The Jordanians have not hidden their intention to build a series of nuclear power plants, and they had previously announced that they would be receiving international bids on construction of the first power plant. The sole purpose of this is to provide Jordan with electricity, and to later sell energy to neighboring countries. As for the secret behind Jordan’s unexpected interest in nuclear energy – despite its high costs –Jordan recently discovered large quantities of uranium under its soil, discovering what in fact turned out to be the eleventh largest deposit of uranium in the world. As long as Jordan possesses uranium it is more deserving than others to take the route of nuclear energy. However, the US government decided to put pressure on Jordan to force it purchase enriched uranium from the international market.
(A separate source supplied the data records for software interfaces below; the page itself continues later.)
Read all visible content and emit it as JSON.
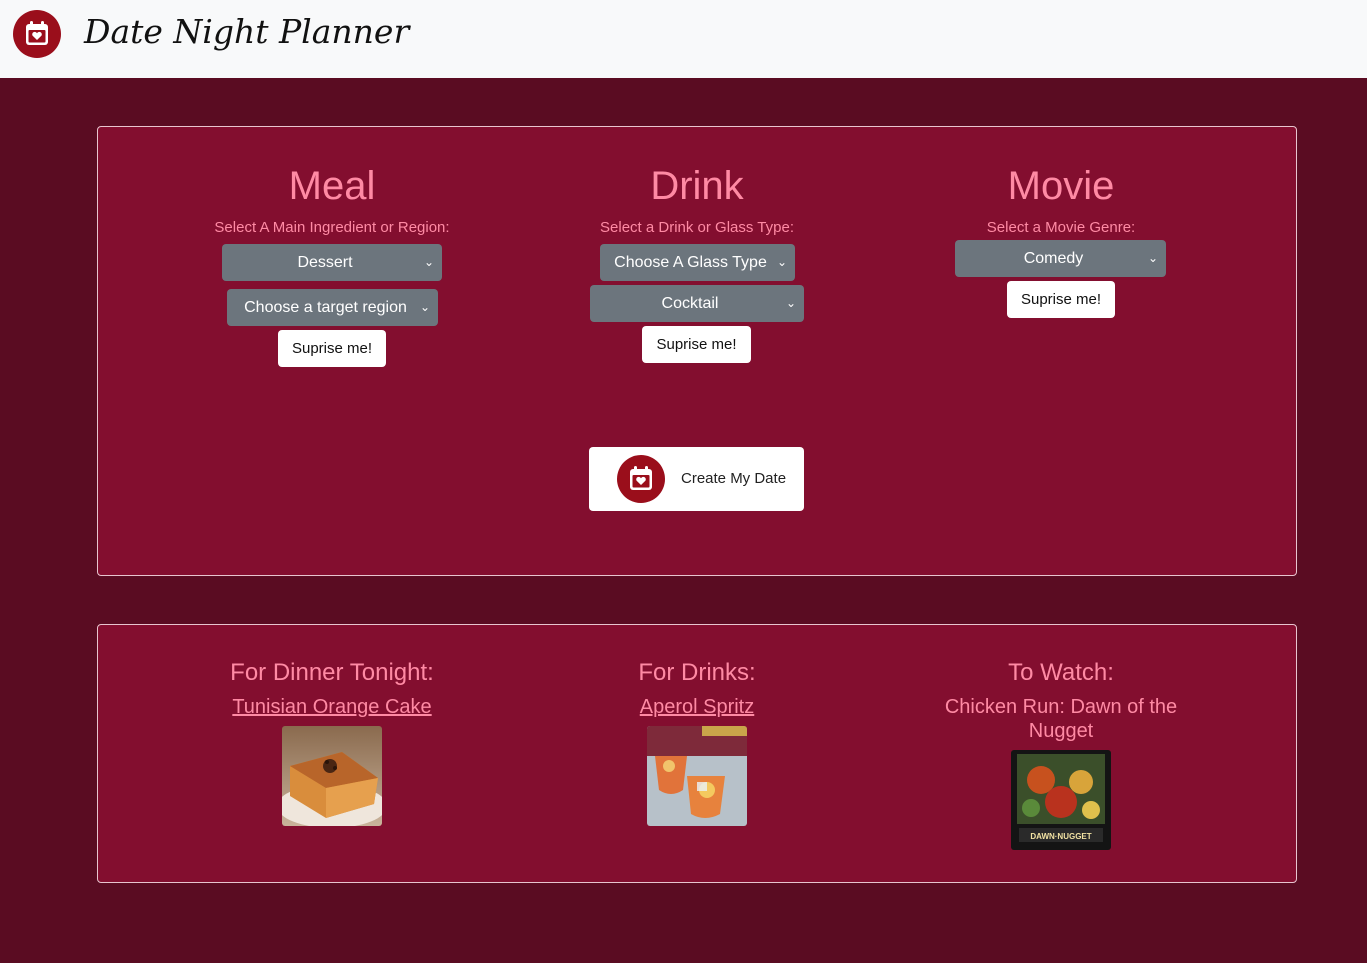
{
  "navbar": {
    "brand": "Date Night Planner",
    "logo_icon": "calendar-heart-icon",
    "logo_color": "#9a0e1b"
  },
  "colors": {
    "page_background": "#5a0c22",
    "card_background": "#830e2f",
    "accent_text": "#ff8aa4",
    "select_background": "#6c757d"
  },
  "meal": {
    "title": "Meal",
    "label": "Select A Main Ingredient or Region:",
    "ingredient_select": "Dessert",
    "region_select": "Choose a target region",
    "surprise_button": "Suprise me!"
  },
  "drink": {
    "title": "Drink",
    "label": "Select a Drink or Glass Type:",
    "glass_select": "Choose A Glass Type",
    "drink_select": "Cocktail",
    "surprise_button": "Suprise me!"
  },
  "movie": {
    "title": "Movie",
    "label": "Select a Movie Genre:",
    "genre_select": "Comedy",
    "surprise_button": "Suprise me!"
  },
  "create_button": {
    "label": "Create My Date",
    "icon": "calendar-heart-icon"
  },
  "results": {
    "dinner": {
      "heading": "For Dinner Tonight:",
      "name": "Tunisian Orange Cake"
    },
    "drinks": {
      "heading": "For Drinks:",
      "name": "Aperol Spritz"
    },
    "watch": {
      "heading": "To Watch:",
      "name": "Chicken Run: Dawn of the Nugget",
      "poster_text": "DAWN·NUGGET"
    }
  }
}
It is strange that the US would be suspicious of Jordan in the first place, especially after 40 years of peaceful relations, and the question here is; is it rational for the Jordanians to spend such a huge amount of money to build a nuclear bomb when they do not allow a car-bomb that costs $3,000 to cross the bridge towards Israel?

Preventing Jordan from building nuclear plants – as Beilin himself said – would be equivalent to depriving the country of its rights which are guaranteed by international conventions, and this would also transform Jordan from a country that has always been supportive of peace to a country that feels as if it is like all the other rogue states. Jordan is not Iran or North Korea. Iran is being prevented from developing its nuclear program due to its extremely bad political record, and the Iranian government’s pretexts of developing nuclear energy is something that everybody knows is a cover to produce nuclear weapons. This is something that is supported by Tehran’s record of supporting chaos and terrorism, however despite this Iran has the right to use nuclear energy provided that it accepts complete oversight and gives up uranium enrichment.

These conditions and doubts have not been imposed upon a country such as Pakistan, despite the fact that it defied everybody to build its nuclear weapons; this is because the Pakistani regime’s peaceful political record has caused the rest of the world to tolerate it. The same should also apply to Jordan. If there is another country other than Iran that should be kept away from nuclear weapons, or even peaceful nuclear energy, due to its extremely bad record of resorting to force, its insistence of rejecting successive peace projects, and because it is the only country in the region that refuses to implement UN Security Council resolutions, then this is Israel. If Jordan is prevented from implementing its legitimate right of building a nuclear plant then the international community should offset the energy that the country needs for free. For Jordan does not possess any oil, or money, and cannot continue to be dependent upon the kindly assistance of Iraq and Saudi Arabia who provide the country with cheap oil. Oil remains the most expensive thing on the Jordanian government’s budget. However as long as Jordan sits upon a huge stockpile of uranium, it has the right not just to light the houses of its citizens with nuclear energy, but also to sell this nuclear energy to regional countries as an additional source of income to improve its economic situation. It is also not logical for the construction of nuclear power plants to be dependent – as it is in the case of Saudi Arabia and the UAE – upon the condition that enriched uranium is purchased from the domestic market, rather than uranium being enriched domestically. Jordan is in possession of its own stockpile of uranium, so why should it be forced to buy this from the international markets?

Yossi Beilin was right when he warned that imposing restrictions on Jordan, in order to appease Israel, will cause this peaceful country to change its political direction. We have already witnessed how Israel has succeeded in shattering moderate regimes. It put more pressure on the Palestinian Authority in Ramallah than it did its rival Hamas in Gaza, despite all the wailing that we hear. The US government must recognize the value of these moderate regimes and their supporters, and not follow the Israelis who want to destroy the region believing that this will grant them a larger international role.